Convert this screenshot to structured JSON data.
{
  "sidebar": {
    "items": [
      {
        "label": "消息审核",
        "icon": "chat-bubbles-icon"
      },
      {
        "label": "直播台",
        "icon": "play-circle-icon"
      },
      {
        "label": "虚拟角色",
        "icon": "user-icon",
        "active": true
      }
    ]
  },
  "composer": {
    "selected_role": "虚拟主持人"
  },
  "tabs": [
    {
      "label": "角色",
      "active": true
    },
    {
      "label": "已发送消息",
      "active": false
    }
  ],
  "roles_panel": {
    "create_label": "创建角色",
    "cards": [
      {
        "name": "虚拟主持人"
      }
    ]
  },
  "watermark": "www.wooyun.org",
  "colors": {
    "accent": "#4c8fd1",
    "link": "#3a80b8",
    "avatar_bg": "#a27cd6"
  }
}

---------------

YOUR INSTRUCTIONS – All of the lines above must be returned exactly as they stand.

RESPONSE BELOW –
Convert this screenshot to structured JSON data.
{
  "sidebar": {
    "items": [
      {
        "label": "消息审核",
        "icon": "chat-bubbles-icon"
      },
      {
        "label": "直播台",
        "icon": "play-circle-icon"
      },
      {
        "label": "虚拟角色",
        "icon": "user-icon",
        "active": true
      }
    ]
  },
  "composer": {
    "selected_role": "虚拟主持人"
  },
  "tabs": [
    {
      "label": "角色",
      "active": true
    },
    {
      "label": "已发送消息",
      "active": false
    }
  ],
  "roles_panel": {
    "create_label": "创建角色",
    "cards": [
      {
        "name": "虚拟主持人"
      }
    ]
  },
  "watermark": "www.wooyun.org",
  "colors": {
    "accent": "#4c8fd1",
    "link": "#3a80b8",
    "avatar_bg": "#a27cd6"
  }
}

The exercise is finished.